▶ _WHAT IS NEEDED_: Please copy every record exactly as it is written.

▶ _DATA FOR ANALYSIS_:
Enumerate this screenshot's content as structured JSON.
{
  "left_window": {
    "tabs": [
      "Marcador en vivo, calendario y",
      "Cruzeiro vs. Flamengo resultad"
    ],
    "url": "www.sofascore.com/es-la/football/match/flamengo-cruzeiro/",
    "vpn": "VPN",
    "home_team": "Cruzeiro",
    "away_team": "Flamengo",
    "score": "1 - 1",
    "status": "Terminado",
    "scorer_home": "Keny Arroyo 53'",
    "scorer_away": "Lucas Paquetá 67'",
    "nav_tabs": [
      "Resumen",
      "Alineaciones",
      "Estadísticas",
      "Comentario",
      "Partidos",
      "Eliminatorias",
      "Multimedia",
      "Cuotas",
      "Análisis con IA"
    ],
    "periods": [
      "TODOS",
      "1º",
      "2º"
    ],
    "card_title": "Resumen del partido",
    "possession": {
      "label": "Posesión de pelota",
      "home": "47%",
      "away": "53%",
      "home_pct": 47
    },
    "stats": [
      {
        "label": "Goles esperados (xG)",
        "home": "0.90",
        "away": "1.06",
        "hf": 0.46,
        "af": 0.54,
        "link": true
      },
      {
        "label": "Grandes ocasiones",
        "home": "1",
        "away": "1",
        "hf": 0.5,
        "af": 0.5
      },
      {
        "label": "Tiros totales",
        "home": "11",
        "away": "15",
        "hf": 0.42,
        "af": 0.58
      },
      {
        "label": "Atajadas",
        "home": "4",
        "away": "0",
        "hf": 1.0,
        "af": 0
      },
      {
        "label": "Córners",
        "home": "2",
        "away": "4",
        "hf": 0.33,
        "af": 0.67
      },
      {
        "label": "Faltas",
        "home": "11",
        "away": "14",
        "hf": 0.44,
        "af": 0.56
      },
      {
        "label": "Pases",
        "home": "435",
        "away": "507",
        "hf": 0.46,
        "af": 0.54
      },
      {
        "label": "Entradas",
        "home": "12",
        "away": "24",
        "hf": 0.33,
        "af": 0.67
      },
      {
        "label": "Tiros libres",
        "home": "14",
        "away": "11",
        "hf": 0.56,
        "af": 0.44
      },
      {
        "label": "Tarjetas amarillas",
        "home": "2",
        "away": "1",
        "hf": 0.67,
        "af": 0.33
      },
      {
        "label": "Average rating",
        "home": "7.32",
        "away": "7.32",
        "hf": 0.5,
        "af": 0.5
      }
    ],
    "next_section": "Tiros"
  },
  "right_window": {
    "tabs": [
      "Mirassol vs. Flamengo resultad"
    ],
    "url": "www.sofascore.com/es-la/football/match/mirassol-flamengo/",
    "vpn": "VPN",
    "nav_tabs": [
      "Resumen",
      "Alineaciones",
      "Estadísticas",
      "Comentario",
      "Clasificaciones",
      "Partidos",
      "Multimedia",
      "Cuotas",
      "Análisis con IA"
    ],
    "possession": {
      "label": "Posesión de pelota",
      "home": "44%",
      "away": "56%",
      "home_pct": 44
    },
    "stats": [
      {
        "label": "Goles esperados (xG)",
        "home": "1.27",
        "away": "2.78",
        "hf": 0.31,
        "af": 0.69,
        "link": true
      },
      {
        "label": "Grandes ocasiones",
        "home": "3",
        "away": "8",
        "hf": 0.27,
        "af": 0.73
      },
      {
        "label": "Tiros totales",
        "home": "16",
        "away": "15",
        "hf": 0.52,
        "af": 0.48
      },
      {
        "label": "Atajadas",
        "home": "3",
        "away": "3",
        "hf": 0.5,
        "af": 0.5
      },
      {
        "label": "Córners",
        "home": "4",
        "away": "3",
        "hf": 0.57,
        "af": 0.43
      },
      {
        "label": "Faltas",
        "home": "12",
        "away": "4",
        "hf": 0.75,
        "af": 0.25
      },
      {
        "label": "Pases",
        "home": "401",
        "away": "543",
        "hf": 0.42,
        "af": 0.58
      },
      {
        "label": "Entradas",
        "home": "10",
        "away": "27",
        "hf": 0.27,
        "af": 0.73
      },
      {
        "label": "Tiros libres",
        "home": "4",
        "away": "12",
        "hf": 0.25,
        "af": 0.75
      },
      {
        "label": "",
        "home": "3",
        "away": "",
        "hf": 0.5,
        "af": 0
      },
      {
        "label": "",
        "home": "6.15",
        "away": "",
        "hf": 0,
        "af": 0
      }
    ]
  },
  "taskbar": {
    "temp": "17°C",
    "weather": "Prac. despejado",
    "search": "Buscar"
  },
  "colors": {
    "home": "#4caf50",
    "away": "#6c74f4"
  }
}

▶ _EXERCISE ANSWER_:
Enumerate this screenshot's content as structured JSON.
{
  "left_window": {
    "tabs": [
      "Marcador en vivo, calendario y",
      "Cruzeiro vs. Flamengo resultad"
    ],
    "url": "www.sofascore.com/es-la/football/match/flamengo-cruzeiro/",
    "vpn": "VPN",
    "home_team": "Cruzeiro",
    "away_team": "Flamengo",
    "score": "1 - 1",
    "status": "Terminado",
    "scorer_home": "Keny Arroyo 53'",
    "scorer_away": "Lucas Paquetá 67'",
    "nav_tabs": [
      "Resumen",
      "Alineaciones",
      "Estadísticas",
      "Comentario",
      "Partidos",
      "Eliminatorias",
      "Multimedia",
      "Cuotas",
      "Análisis con IA"
    ],
    "periods": [
      "TODOS",
      "1º",
      "2º"
    ],
    "card_title": "Resumen del partido",
    "possession": {
      "label": "Posesión de pelota",
      "home": "47%",
      "away": "53%",
      "home_pct": 47
    },
    "stats": [
      {
        "label": "Goles esperados (xG)",
        "home": "0.90",
        "away": "1.06",
        "hf": 0.46,
        "af": 0.54,
        "link": true
      },
      {
        "label": "Grandes ocasiones",
        "home": "1",
        "away": "1",
        "hf": 0.5,
        "af": 0.5
      },
      {
        "label": "Tiros totales",
        "home": "11",
        "away": "15",
        "hf": 0.42,
        "af": 0.58
      },
      {
        "label": "Atajadas",
        "home": "4",
        "away": "0",
        "hf": 1.0,
        "af": 0
      },
      {
        "label": "Córners",
        "home": "2",
        "away": "4",
        "hf": 0.33,
        "af": 0.67
      },
      {
        "label": "Faltas",
        "home": "11",
        "away": "14",
        "hf": 0.44,
        "af": 0.56
      },
      {
        "label": "Pases",
        "home": "435",
        "away": "507",
        "hf": 0.46,
        "af": 0.54
      },
      {
        "label": "Entradas",
        "home": "12",
        "away": "24",
        "hf": 0.33,
        "af": 0.67
      },
      {
        "label": "Tiros libres",
        "home": "14",
        "away": "11",
        "hf": 0.56,
        "af": 0.44
      },
      {
        "label": "Tarjetas amarillas",
        "home": "2",
        "away": "1",
        "hf": 0.67,
        "af": 0.33
      },
      {
        "label": "Average rating",
        "home": "7.32",
        "away": "7.32",
        "hf": 0.5,
        "af": 0.5
      }
    ],
    "next_section": "Tiros"
  },
  "right_window": {
    "tabs": [
      "Mirassol vs. Flamengo resultad"
    ],
    "url": "www.sofascore.com/es-la/football/match/mirassol-flamengo/",
    "vpn": "VPN",
    "nav_tabs": [
      "Resumen",
      "Alineaciones",
      "Estadísticas",
      "Comentario",
      "Clasificaciones",
      "Partidos",
      "Multimedia",
      "Cuotas",
      "Análisis con IA"
    ],
    "possession": {
      "label": "Posesión de pelota",
      "home": "44%",
      "away": "56%",
      "home_pct": 44
    },
    "stats": [
      {
        "label": "Goles esperados (xG)",
        "home": "1.27",
        "away": "2.78",
        "hf": 0.31,
        "af": 0.69,
        "link": true
      },
      {
        "label": "Grandes ocasiones",
        "home": "3",
        "away": "8",
        "hf": 0.27,
        "af": 0.73
      },
      {
        "label": "Tiros totales",
        "home": "16",
        "away": "15",
        "hf": 0.52,
        "af": 0.48
      },
      {
        "label": "Atajadas",
        "home": "3",
        "away": "3",
        "hf": 0.5,
        "af": 0.5
      },
      {
        "label": "Córners",
        "home": "4",
        "away": "3",
        "hf": 0.57,
        "af": 0.43
      },
      {
        "label": "Faltas",
        "home": "12",
        "away": "4",
        "hf": 0.75,
        "af": 0.25
      },
      {
        "label": "Pases",
        "home": "401",
        "away": "543",
        "hf": 0.42,
        "af": 0.58
      },
      {
        "label": "Entradas",
        "home": "10",
        "away": "27",
        "hf": 0.27,
        "af": 0.73
      },
      {
        "label": "Tiros libres",
        "home": "4",
        "away": "12",
        "hf": 0.25,
        "af": 0.75
      },
      {
        "label": "",
        "home": "3",
        "away": "",
        "hf": 0.5,
        "af": 0
      },
      {
        "label": "",
        "home": "6.15",
        "away": "",
        "hf": 0,
        "af": 0
      }
    ]
  },
  "taskbar": {
    "temp": "17°C",
    "weather": "Prac. despejado",
    "search": "Buscar"
  },
  "colors": {
    "home": "#4caf50",
    "away": "#6c74f4"
  }
}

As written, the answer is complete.